It's worth thinking about. Why the rush to blame so many things on a group of people who have barely had time to understand the modern world, much less make it 'doomed'? Shouldn't the attitude towards a group of people who despite their high levels of education are more likely to be serving you food than learning from you at work be sympathy, not derision? It seems it would be smarter to support our generation in the hope that we will gain the strength to fight our nations problems, rather than waste time in what is effectively talking shit. Extremely well publicized and funded shit talking, but shit talking none the less.

Honestly though, I'm not that worried about being a millennial, and I'm not going to spend any of my precious non working hours considering how we are doomed or how we are going to be the death of the nation.

Instead, I'm going to use my customer service job to learn how to deal with frustrating humans, befriend people from different backgrounds, and work so hard that no one can ever call me lazy to my face. And in my free time, instead of waiting for someone from the last generation to teach me how to do things their way, I'm going to write essays and stories and create things and ideas and communities that help me find my own branch of what I define as success, instead of going by the arbitrary and clearly ineffective parameters set by those before us. The reason I'm not afraid for my generation is that I know I'm not alone in this.

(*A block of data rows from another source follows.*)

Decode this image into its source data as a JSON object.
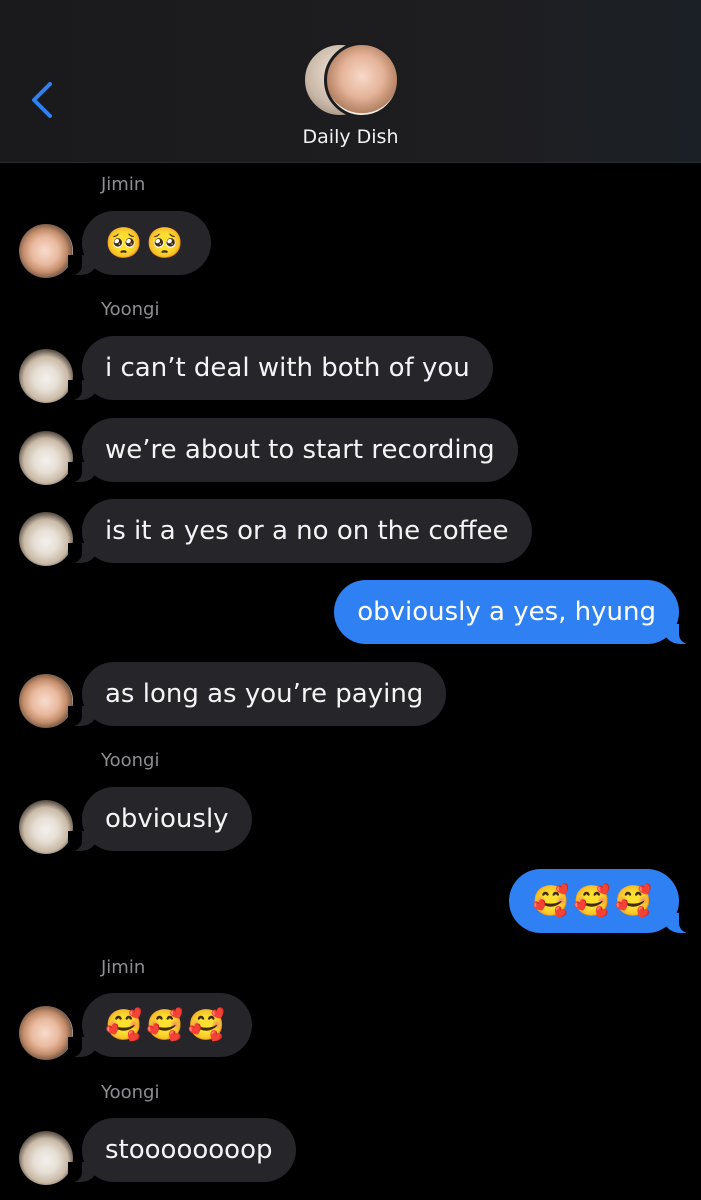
{
  "header": {
    "group_name": "Daily Dish",
    "back_icon": "chevron-left-icon",
    "accent": "#2f80f2"
  },
  "messages": [
    {
      "sender": "Jimin",
      "text": "🥺🥺",
      "direction": "incoming"
    },
    {
      "sender": "Yoongi",
      "text": "i can’t deal with both of you",
      "direction": "incoming"
    },
    {
      "text": "we’re about to start recording",
      "direction": "incoming"
    },
    {
      "text": "is it a yes or a no on the coffee",
      "direction": "incoming"
    },
    {
      "text": "obviously a yes, hyung",
      "direction": "outgoing"
    },
    {
      "text": "as long as you’re paying",
      "direction": "incoming"
    },
    {
      "sender": "Yoongi",
      "text": "obviously",
      "direction": "incoming"
    },
    {
      "text": "🥰🥰🥰",
      "direction": "outgoing"
    },
    {
      "sender": "Jimin",
      "text": "🥰🥰🥰",
      "direction": "incoming"
    },
    {
      "sender": "Yoongi",
      "text": "stoooooooop",
      "direction": "incoming"
    }
  ],
  "colors": {
    "incoming_bubble": "#26252a",
    "outgoing_bubble": "#2f80f2",
    "background": "#000000"
  }
}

All around me I see people willing to work for no pay for causes they believe in.  People going to law school to challenge societal inequality, teaching in low income neighborhoods to try and provide better opportunities for the next generation instead of claiming they're screwed from the get go. People drive for Lyft or Sidecar during the night and build websites that help them realize their dreams during the day. I'm a lucky member of a herd of buffalo who got four years training in making something incredible out of bare bones material and challenging the problems with the patriarchy and society. I don't have any fears about my peers in my generation, because we've all already figured out the solution to this 'millennial problem' – our identity is no longer tied to the jobs that we can't get. We work hard at the jobs we can get, and then we go home and apply ourselves doubly to the real work, the work that is going to prove to those who have been wasting time predicting our demise that we're not selfish or lazy, and certainly not doomed.